Remembrance Day Ceremonies Planned Across Windsor-Essex


Canadians will gather at cenotaphs and monuments across the country Monday morning to remember and honour our military veterans.

This year's Remembrance Day ceremony follows a major ceremony in France earlier this year marking the 75th anniversary of D-Day, when thousands of Canadian stormed the beaches of Normandy with their British and American allies to fight Nazi Germany in the Second World War.

It also comes exactly 101 years to the day after the end of the First World War.

Terri Davis-Fitzpatrick represents Veterans Voices of Canada in Windsor and hopes everyone will take time to honour a veteran.

"They basically wrote a cheque and paid with their sacrifices and their bodies so that we can have freedom and freedom of speech today," she says.

An estimated 10-million were killed and 12-million were injured in the Great War, but Davis-Fitzpatrick says millions more have died in service of their country since.

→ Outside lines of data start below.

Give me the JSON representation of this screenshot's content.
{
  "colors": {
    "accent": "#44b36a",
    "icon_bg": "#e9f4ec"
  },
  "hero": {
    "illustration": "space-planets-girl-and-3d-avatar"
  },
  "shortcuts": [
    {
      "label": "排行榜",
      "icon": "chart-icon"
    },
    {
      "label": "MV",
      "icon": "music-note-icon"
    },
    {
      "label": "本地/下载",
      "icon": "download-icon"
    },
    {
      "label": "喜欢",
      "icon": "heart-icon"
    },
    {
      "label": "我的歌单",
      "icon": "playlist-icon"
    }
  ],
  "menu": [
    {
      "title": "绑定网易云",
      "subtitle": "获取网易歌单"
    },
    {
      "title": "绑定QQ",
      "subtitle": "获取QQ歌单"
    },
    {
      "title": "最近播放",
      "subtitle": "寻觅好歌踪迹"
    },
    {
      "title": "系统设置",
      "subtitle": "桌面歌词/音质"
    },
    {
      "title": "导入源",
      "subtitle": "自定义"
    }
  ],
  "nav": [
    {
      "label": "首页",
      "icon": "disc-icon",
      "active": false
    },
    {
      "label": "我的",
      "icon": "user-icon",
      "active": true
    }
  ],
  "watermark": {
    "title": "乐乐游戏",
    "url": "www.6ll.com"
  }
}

That's why the day remembering those involving in the First World War has grown to respect everyone who has worn the uniform.

"Fatalities due to disease, accidents, prisoners of war, along with battle deaths are estimated to be between 22 and 30-million, and that's just WWII, not to mention other conflicts," says Davis-Fitzpatrick. "People need to let that sink in."

She says memorials are meant to be for both the honoured and those honouring them.

"It's for both so that we never forget why they live in a country of freedom, able to do what they're able to do because of the very sacrifices of these men and women," she added.

The ceremony in Windsor begins at the Memorial Cenotaph in City Hall Square at 11am. Anyone attending is being asked to arrive before 10:45am.

If anyone in Essex County wants to find out where they can honour a vet, Davis-Fitzpatrick says to simply call a local Royal Canadian Legion and ask.

CLICK HERE to find a link listing Remembrance Day ceremonies across Ontario.

Thousands are also expected to gather at the National War Memorial in Ottawa to mark the national Remembrance Day ceremony, where Prime Minister Justin Trudeau and Gov. Gen. Julie Payette will be among those laying wreaths in memory of those who died serving Canada.

This year's Silver Cross Mother is Reine Samson Dawe, whose youngest son, Capt. Matthew Dawe, was killed in Afghanistan in 2007 alongside five other Canadian soldiers and an Afghan interpreter.

Samson Dawe will lay a wreath on behalf of all Canadian mothers who have lost children to war.


With files from the Canadian Press